3 05 2017

Nico has left. Boy, I will miss him…..  Since pouring the footing for the retaining wall, he and I quickly laid out the drainage behind the footing, and not a moment too early, because over the past couple of days, we’ve had 15mm of rain, turning the

20170427_120114

Sloping gravel ramp

entire site into a quagmire which will put an end to more work for at least two days. Or however long it takes to dry out. I was hoping to cut the last lot of trenches this coming weekend, but that simply won’t happen now……

The drain has to have a 1 in 100 fall to work effectively, so the first thing we did was, after removing the formwork, mark out this slope on the new concrete…. which was smoother than the proverbial baby’s bum, a testament to the effectiveness of the concrete vibrator.
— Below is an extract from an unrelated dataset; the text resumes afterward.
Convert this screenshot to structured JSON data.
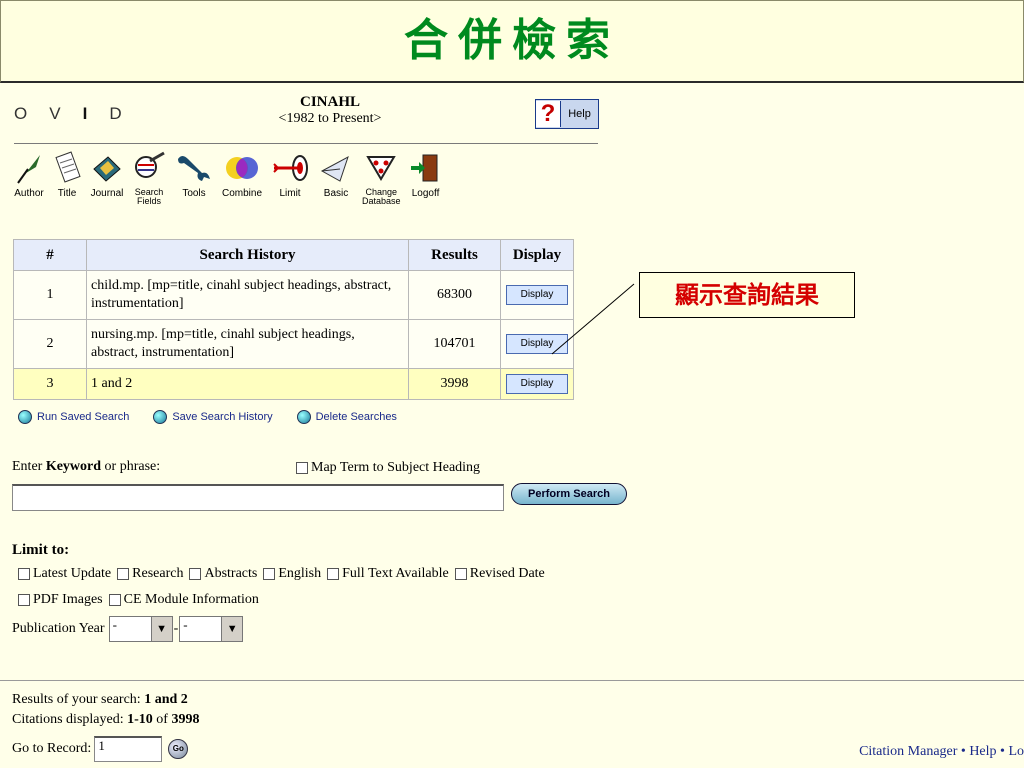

It looked like polished concrete!

The drain being 300mm deep, and the pipe 100mm in diameter, I decided to install the top of the pipe at the pointy end of the back of the building at basically footing level, while having it at the bottom of the drain at the other end, 20m away…. an exact 1:100 slope.
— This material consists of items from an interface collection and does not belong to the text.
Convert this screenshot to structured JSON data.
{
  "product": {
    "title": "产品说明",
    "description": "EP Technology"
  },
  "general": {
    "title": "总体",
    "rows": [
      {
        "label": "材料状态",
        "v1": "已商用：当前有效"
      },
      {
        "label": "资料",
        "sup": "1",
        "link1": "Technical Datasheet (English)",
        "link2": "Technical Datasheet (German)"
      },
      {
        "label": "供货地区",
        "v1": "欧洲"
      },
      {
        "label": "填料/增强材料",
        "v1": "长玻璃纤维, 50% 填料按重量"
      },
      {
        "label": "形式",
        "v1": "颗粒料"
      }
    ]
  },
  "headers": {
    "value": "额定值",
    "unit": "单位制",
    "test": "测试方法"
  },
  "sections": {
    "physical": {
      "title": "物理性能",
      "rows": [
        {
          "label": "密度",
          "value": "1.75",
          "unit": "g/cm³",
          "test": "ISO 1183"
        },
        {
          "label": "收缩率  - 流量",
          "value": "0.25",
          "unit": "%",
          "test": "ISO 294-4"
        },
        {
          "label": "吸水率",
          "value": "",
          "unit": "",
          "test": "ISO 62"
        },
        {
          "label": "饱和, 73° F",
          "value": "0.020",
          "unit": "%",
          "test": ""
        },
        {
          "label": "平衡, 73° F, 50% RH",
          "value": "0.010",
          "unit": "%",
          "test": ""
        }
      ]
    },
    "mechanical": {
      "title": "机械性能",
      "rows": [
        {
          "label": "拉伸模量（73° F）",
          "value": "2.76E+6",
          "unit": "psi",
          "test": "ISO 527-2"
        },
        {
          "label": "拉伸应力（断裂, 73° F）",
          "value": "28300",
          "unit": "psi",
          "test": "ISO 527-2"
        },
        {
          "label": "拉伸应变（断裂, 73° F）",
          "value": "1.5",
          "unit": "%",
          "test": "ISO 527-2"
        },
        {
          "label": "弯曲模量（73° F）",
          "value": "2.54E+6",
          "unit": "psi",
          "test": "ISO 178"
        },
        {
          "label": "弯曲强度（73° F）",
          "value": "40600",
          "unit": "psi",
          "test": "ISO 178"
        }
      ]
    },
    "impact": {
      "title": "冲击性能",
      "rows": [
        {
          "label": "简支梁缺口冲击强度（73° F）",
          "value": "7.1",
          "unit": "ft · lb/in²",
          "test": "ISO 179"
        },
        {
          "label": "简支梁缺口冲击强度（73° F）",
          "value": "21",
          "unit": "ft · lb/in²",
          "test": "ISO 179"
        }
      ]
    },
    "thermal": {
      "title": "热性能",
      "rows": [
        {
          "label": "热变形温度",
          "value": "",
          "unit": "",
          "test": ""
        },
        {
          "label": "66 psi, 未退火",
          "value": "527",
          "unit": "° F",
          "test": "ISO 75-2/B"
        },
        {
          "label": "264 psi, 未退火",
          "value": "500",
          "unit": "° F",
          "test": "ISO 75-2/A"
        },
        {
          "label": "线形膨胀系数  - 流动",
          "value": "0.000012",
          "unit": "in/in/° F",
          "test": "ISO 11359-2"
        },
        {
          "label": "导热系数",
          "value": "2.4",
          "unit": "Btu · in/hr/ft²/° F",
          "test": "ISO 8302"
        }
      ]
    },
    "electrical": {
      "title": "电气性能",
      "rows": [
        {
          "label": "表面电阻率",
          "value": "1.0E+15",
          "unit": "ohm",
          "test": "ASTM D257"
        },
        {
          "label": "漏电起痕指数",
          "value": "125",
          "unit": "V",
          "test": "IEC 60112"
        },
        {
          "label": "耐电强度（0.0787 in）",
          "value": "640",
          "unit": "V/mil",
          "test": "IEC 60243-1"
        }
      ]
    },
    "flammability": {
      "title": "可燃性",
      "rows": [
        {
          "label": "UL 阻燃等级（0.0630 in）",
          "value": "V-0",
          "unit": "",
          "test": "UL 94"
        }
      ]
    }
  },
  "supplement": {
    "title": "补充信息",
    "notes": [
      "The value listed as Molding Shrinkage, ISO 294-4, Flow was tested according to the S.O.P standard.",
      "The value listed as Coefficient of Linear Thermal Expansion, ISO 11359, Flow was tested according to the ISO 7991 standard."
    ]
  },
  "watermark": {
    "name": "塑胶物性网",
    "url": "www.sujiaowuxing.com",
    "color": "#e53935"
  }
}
The way the drain works is that as water falls into it, the water level rises up through the gravel until it reaches the perforated pipe, filling it up. The water then follows the path of least resistance, which is down the pipe. The ‘sock’ around the pipe filters out any silt that may dissolve from the clay, stopping it from entering the pipe and clogging it. In theory it works, and I have to say I have seen it work in real life in Cooran where I did something similar, though not as high……

20170427_153827

Nico backfilling the drain

The drain was then filled at that slope with 20mm gravel to the marks laid on the concrete every 2.5m, and voila, one accurate slope all made ready for the drain pipes.

The engineer’s drawings call for one pipe, but having seen how much water can come down that slope, I went for two. $200 is cheap insurance, the last thing I want is water in the house!

Once the pipes were laid out, the rest of the trench was backfilled with more gravel – 5 tons of it, all unloaded from the utes by hand -, entirely covering the pipes. More hard work and expense that will totally disappear, never to be seen ever again…. and speaking of utes, they have really been earning their keep lately, with both of them simultaneously loaded with one and a quarter tons of gravel…

Having done this, we then went about on the following day – when the darn rain started – leveling the corner cleanout blocks that will be the formwork for the rear of the slab. This is critical work to ensure the slab turns out dead level. It took us half a day with rain interruptions to lay just six blocks (with waterproofing added to the mortar), but I now have cemented in starter blocks that I can use to string out the rest of them, and that shouldn’t take me more than a day if I can get Caleb back to help me mix mud. The levels were achieved using age old technology in the form of a water level, the design of which I got from Geoff Capper, an old peaknik friend who lives in Northern Tassie. It worked a treat, and even Nico who had never seen one before was impressed.

20170501_143310
20170501_122536

 

 

 

 

 

 

 

 

 

 

 

 

 

 

 

 

At left, Nico leveling what is literally the foundation stone, the highest point on the footing. At right using the water level to ensure that block at the opposite end of the 20170501_143507house is at exactly the same height as the first. The front of the house will be on the visible stringline, and 200mm higher than the footing lifting the whole house about ground level.

We would have laid more blocks, but the rain renders that Dolerite clay into gloop that persistently sticks to your boots making just walking around really unpleasant and even difficult….. in any case, it’s not recommended to either mix or lay mortar in the rain.

We did however spend time between showers cleaning up left over concrete and gravel off the mud in an attempt to alleviate the piercing of the plastic membrane that will be eventually laid down under the slab, weather permitting. And I really want to get this done before the real rainy season starts in the next couple of weeks or so……. I just hope I’m not too late already!

Glenda also wants to rearrange the bathroom layout, and that has to be all finalised so we can pour over the underslab plumbing, which once done cannot be undone!